# Problem details
Repeat the records given below in full, with no changes.

# Extracted records
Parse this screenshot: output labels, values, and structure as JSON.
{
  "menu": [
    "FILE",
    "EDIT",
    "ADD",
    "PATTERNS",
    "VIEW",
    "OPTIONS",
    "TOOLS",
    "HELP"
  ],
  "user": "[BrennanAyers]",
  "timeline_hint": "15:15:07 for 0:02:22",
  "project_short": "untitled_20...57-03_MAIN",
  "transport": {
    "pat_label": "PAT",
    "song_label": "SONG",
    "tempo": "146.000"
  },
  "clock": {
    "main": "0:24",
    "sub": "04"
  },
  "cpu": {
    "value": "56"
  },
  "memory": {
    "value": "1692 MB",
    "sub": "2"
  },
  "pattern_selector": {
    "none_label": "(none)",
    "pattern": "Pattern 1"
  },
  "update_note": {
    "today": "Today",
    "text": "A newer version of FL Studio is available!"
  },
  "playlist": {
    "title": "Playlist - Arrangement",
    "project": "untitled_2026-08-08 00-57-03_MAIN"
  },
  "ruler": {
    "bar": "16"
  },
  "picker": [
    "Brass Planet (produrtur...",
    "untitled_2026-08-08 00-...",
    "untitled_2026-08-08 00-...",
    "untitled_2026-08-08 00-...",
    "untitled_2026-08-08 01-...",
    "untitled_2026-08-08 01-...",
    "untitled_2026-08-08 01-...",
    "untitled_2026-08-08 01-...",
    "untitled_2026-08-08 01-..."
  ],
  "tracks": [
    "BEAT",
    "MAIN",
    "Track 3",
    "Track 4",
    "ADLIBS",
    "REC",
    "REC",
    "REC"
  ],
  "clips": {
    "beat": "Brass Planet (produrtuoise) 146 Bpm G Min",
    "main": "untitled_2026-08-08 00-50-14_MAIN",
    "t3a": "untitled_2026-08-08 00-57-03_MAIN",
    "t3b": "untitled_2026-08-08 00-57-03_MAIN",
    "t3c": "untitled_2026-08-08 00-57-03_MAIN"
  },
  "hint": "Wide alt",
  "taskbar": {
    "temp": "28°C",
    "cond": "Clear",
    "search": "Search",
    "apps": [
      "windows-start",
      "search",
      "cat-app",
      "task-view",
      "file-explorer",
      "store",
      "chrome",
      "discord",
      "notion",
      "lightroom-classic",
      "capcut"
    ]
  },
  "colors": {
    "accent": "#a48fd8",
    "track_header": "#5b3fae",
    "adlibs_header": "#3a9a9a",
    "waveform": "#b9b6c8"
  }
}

# Result of this exercise
Parse this screenshot: output labels, values, and structure as JSON.
{
  "menu": [
    "FILE",
    "EDIT",
    "ADD",
    "PATTERNS",
    "VIEW",
    "OPTIONS",
    "TOOLS",
    "HELP"
  ],
  "user": "[BrennanAyers]",
  "timeline_hint": "15:15:07 for 0:02:22",
  "project_short": "untitled_20...57-03_MAIN",
  "transport": {
    "pat_label": "PAT",
    "song_label": "SONG",
    "tempo": "146.000"
  },
  "clock": {
    "main": "0:24",
    "sub": "04"
  },
  "cpu": {
    "value": "56"
  },
  "memory": {
    "value": "1692 MB",
    "sub": "2"
  },
  "pattern_selector": {
    "none_label": "(none)",
    "pattern": "Pattern 1"
  },
  "update_note": {
    "today": "Today",
    "text": "A newer version of FL Studio is available!"
  },
  "playlist": {
    "title": "Playlist - Arrangement",
    "project": "untitled_2026-08-08 00-57-03_MAIN"
  },
  "ruler": {
    "bar": "16"
  },
  "picker": [
    "Brass Planet (produrtur...",
    "untitled_2026-08-08 00-...",
    "untitled_2026-08-08 00-...",
    "untitled_2026-08-08 00-...",
    "untitled_2026-08-08 01-...",
    "untitled_2026-08-08 01-...",
    "untitled_2026-08-08 01-...",
    "untitled_2026-08-08 01-...",
    "untitled_2026-08-08 01-..."
  ],
  "tracks": [
    "BEAT",
    "MAIN",
    "Track 3",
    "Track 4",
    "ADLIBS",
    "REC",
    "REC",
    "REC"
  ],
  "clips": {
    "beat": "Brass Planet (produrtuoise) 146 Bpm G Min",
    "main": "untitled_2026-08-08 00-50-14_MAIN",
    "t3a": "untitled_2026-08-08 00-57-03_MAIN",
    "t3b": "untitled_2026-08-08 00-57-03_MAIN",
    "t3c": "untitled_2026-08-08 00-57-03_MAIN"
  },
  "hint": "Wide alt",
  "taskbar": {
    "temp": "28°C",
    "cond": "Clear",
    "search": "Search",
    "apps": [
      "windows-start",
      "search",
      "cat-app",
      "task-view",
      "file-explorer",
      "store",
      "chrome",
      "discord",
      "notion",
      "lightroom-classic",
      "capcut"
    ]
  },
  "colors": {
    "accent": "#a48fd8",
    "track_header": "#5b3fae",
    "adlibs_header": "#3a9a9a",
    "waveform": "#b9b6c8"
  }
}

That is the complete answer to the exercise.